San Francisco Chronicle
Sequoia spared: Hand crews protect world’s largest tree from direct fire damage in Sequoia National Park’s Giant Forest.
The world’s largest tree, the General Sherman in Sequoia National Park, was spared direct fire damage as the KNP Complex blaze swept into the park’s beloved Giant Forest over the weekend, while flames from the Windy Fire burned into other sequoia groves on Sierra Nevada slopes to the south and threatened Tulare County homes, officials said Sunday.
Hand crews worked to clear the area around the General Sherman and set controlled fires to remove ground fuel and expand the protection area around the grove, Jack Owen, spokesperson for the KNP Complex Fire Information Office, said Sunday evening.
“There are no trees that have been burned yet, as far as in the grove or in the Giant Forest,” Owen said. Fire crews “are pouring everything they can into it as long as it’s safe. We are just plugging along. That area is looking good.”
Crews aimed around-the-clock sprinklers at the General Sherman and park buildings in the area to minimize the fire risk, he added.
When the flames swept into some parts of the famous grove, careful preparation — including wrapping the General Sherman and several other giants in aluminum insulated protective blankets — and decades of prescribed burns slowed the fire and prevented significant damage, said Rebecca Paterson, a fire spokesperson.
The fire also burned through other sequoia groves in remote areas that firefighters cannot safely access, so the extent of damage was not yet known, Paterson said.
Further south on the Sierra slopes, the Windy Fire also threatened giant sequoia groves, and 1,750 homes, along with 175 commercial and mixeduse buildings, and 350 “minor structures” like barns and garages, officials said.
The Windy Fire was burning on the Tule River Indian Reservation and in Giant Sequoia National Monument in Sequoia National Forest. As of Sunday, the blaze had spread over 23,801 acres and was 4% contained.
It burned through the Peyrone and Red Hill groves, and a portion of the Long Meadow Grove along the Trail of 100 Giants, considered a premier grove of giant sequoias, some dating 1,500 years, the U.S. Forest Service said. Amanda Muncie, spokesperson on the Windy Fire, said it had entered 50% of the trail. An Associated Press photographer captured flames burning up a tree trunk and the forest floor below ablaze.
Muncie said firefighters worked to protect homes and to strengthen dozer lines around the fire. Evacuation orders were in place for parts of Tulare County, starting Saturday. About 550 households had been evacuated, officials said Sunday. Firefighters expected calmer overnight winds to help combat the blaze before drier, hotter weather returns Monday.
In Sequoia National Park, gusty winds that prompted a red flag warning had not materialized by Sunday afternoon, Owen said. Still, hand crews worked throughout the forest to prepare for the worst. As of Sunday, the KNP Complex had burned 21,777 acres and remained uncontained.

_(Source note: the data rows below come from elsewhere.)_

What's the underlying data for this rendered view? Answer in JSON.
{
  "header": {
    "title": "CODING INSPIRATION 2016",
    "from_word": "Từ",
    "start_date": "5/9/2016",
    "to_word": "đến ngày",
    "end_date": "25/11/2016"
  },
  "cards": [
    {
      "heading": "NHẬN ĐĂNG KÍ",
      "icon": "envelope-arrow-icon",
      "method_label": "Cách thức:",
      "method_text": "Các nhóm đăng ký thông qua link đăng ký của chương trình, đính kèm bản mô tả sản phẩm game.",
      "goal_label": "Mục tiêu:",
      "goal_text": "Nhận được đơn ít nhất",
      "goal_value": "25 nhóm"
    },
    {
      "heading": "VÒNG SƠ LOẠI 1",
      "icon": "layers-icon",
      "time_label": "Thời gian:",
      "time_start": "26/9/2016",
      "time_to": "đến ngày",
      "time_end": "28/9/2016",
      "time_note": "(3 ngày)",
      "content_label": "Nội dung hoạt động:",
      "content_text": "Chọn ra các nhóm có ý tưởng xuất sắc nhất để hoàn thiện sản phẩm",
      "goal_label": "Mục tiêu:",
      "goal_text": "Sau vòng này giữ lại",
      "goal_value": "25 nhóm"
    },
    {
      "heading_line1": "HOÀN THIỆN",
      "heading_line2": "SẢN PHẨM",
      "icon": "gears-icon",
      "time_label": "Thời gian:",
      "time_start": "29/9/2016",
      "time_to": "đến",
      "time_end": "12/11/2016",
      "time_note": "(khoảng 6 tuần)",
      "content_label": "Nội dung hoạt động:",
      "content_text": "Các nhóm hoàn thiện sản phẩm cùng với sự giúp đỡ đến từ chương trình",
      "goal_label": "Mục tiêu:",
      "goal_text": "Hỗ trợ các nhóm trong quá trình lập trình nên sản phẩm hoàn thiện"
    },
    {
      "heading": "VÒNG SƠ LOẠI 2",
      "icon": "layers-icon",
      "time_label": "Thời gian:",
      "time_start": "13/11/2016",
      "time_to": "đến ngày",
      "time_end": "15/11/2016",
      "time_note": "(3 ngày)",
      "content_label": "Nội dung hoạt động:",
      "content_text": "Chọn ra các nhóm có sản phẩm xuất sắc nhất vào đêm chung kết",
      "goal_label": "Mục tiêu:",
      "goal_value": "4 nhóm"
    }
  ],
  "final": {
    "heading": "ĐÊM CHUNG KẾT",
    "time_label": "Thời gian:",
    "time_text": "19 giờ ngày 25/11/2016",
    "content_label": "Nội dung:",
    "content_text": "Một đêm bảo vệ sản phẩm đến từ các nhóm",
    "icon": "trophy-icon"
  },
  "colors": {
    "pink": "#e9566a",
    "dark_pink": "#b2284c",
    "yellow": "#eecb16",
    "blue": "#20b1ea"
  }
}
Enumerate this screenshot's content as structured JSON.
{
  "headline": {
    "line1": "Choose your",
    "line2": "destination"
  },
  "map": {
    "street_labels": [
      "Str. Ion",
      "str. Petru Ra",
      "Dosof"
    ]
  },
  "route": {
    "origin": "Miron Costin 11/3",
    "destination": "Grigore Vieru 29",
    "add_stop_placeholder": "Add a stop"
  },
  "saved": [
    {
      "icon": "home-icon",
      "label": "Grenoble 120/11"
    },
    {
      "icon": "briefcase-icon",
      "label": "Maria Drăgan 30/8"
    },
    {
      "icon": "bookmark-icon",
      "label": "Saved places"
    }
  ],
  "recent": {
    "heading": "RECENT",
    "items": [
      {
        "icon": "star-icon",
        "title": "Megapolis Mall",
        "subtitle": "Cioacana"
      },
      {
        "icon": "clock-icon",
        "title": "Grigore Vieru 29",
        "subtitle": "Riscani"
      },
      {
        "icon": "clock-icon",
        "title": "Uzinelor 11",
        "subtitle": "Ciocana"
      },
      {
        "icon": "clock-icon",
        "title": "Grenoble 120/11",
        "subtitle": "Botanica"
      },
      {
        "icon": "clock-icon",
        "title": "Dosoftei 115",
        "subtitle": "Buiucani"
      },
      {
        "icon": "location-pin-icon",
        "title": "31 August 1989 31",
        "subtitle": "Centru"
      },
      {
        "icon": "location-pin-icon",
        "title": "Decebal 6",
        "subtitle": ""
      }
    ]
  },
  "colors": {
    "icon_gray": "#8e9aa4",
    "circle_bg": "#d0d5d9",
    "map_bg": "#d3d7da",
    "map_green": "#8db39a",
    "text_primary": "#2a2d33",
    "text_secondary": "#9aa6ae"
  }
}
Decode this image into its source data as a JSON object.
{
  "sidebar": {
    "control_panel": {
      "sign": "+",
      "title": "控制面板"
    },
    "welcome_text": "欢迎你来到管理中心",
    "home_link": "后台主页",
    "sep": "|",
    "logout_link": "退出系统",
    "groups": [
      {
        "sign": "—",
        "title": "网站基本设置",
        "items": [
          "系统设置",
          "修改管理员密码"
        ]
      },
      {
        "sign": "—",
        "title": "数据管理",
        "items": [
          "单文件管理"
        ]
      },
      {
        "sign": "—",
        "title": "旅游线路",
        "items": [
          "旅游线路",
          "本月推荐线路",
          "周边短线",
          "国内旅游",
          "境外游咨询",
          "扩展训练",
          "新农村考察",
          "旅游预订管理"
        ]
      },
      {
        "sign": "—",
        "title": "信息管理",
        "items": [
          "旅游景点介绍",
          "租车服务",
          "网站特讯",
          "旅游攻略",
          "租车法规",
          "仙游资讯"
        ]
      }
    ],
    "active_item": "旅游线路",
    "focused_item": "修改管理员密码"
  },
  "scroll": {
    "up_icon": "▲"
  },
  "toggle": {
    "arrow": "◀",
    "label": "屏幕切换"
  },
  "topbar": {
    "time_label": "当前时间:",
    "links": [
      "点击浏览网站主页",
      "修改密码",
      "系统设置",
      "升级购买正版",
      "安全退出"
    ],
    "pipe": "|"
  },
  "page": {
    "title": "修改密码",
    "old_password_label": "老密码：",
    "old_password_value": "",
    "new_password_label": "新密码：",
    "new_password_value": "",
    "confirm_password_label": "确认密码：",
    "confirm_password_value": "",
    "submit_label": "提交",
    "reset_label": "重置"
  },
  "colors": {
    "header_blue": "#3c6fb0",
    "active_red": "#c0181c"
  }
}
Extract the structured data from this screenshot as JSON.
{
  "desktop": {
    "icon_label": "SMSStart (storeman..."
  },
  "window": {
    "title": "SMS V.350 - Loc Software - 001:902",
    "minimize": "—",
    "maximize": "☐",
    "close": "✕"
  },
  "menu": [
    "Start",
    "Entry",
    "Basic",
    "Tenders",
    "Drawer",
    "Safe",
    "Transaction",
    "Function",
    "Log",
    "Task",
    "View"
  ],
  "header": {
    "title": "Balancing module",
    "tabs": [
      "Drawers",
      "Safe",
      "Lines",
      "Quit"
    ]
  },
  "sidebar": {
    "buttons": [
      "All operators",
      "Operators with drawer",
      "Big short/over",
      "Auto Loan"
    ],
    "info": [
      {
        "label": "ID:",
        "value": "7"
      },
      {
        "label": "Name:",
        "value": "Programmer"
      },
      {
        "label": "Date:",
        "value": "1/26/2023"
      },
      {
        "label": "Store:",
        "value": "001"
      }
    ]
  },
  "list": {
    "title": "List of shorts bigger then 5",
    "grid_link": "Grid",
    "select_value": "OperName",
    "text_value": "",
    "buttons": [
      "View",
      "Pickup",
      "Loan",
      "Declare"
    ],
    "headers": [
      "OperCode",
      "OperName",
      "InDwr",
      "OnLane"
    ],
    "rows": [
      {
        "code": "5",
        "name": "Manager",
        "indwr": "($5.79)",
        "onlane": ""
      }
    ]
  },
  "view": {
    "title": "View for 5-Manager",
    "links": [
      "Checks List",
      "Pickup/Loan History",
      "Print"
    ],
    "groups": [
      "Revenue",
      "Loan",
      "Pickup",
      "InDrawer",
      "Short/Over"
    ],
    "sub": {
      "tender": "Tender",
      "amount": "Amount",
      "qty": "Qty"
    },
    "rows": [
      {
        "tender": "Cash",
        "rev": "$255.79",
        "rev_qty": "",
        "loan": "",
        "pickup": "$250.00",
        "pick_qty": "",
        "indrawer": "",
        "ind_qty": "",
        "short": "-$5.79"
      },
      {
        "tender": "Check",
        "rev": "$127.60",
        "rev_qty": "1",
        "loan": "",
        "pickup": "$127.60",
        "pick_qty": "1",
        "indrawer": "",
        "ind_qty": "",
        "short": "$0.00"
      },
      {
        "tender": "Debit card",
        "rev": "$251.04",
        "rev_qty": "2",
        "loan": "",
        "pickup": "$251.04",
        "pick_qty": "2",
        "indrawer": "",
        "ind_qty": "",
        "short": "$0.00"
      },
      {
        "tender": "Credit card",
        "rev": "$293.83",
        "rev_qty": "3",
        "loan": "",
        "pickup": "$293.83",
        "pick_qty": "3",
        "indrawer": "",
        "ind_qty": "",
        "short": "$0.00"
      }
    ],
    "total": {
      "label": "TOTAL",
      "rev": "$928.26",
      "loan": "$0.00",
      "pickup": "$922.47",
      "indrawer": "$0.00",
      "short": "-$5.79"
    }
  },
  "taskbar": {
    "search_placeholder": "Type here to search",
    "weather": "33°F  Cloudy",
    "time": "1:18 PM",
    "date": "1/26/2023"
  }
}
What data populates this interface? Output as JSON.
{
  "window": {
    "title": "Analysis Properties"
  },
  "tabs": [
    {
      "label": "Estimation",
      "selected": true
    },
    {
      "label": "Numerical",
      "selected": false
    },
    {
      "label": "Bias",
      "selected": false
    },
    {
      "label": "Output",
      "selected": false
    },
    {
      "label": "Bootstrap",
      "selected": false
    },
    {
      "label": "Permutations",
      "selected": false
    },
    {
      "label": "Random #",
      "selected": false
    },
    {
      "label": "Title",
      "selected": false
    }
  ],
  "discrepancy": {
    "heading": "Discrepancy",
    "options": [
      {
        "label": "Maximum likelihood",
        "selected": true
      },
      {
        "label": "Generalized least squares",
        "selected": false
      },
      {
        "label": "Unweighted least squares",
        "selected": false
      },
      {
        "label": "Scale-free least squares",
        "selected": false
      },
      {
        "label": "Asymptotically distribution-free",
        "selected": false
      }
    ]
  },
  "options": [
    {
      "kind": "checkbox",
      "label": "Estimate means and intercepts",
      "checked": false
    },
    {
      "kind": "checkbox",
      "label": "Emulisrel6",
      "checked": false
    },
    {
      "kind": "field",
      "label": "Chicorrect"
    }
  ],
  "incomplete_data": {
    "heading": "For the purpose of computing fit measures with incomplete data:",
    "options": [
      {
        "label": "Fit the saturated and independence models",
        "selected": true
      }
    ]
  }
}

Reaching the famous Giant Forest on Friday, it had burned only in a small area, said Katy Hooper, National Park Service fire information officer.
It reached a cluster of titanic trees, known as the Four Guardsmen, but did not damage them, officials said Sunday. Firefighters had successfully burned out ground fuel and wrapped the base of the sequoias with the aluminum insulated blankets — successfully protecting them.
Fire officials had expressed confidence that the Giant Forest overall, spanning 3 square miles and containing about 2,000 sequoias, was protected against the flames. The forest floor was cleared of most debris, while decades of prescribed burns reduced potential fuel in the area.
With fire movement north toward Lodgepole, a part of the park with a visitor center, stores and restaurants, a campground and employee housing, Owen said Lodgepole remained in “pretty good shape.” Hand crews worked in the area to strengthen dozer lines to prevent the fire from coming into the area.
In northeastern California, the five-county Dixie Fire remained at 963,301 acres and 88% contained. The Caldor Fire near Lake Tahoe was 218,876 acres and 71% contained. The U.S. Forest Service announced Sunday that Highway 50 would reopen between Kyburz and Meyers at 8 a.m. Monday, just to allow residents of the area and property owners to examine damage before the highway opens to the public. Evacuation orders still prevent them from returning to live there.
Danielle Echeverria, Michael Cabanatuan and Sarah Ravani are San Francisco Chronicle staff writers. Email: firstname.lastname@example.org, mcabanatuan@ sfchronicle.com, email@example.com Twitter: @DanielleEchev, @ctuan, @SarRavani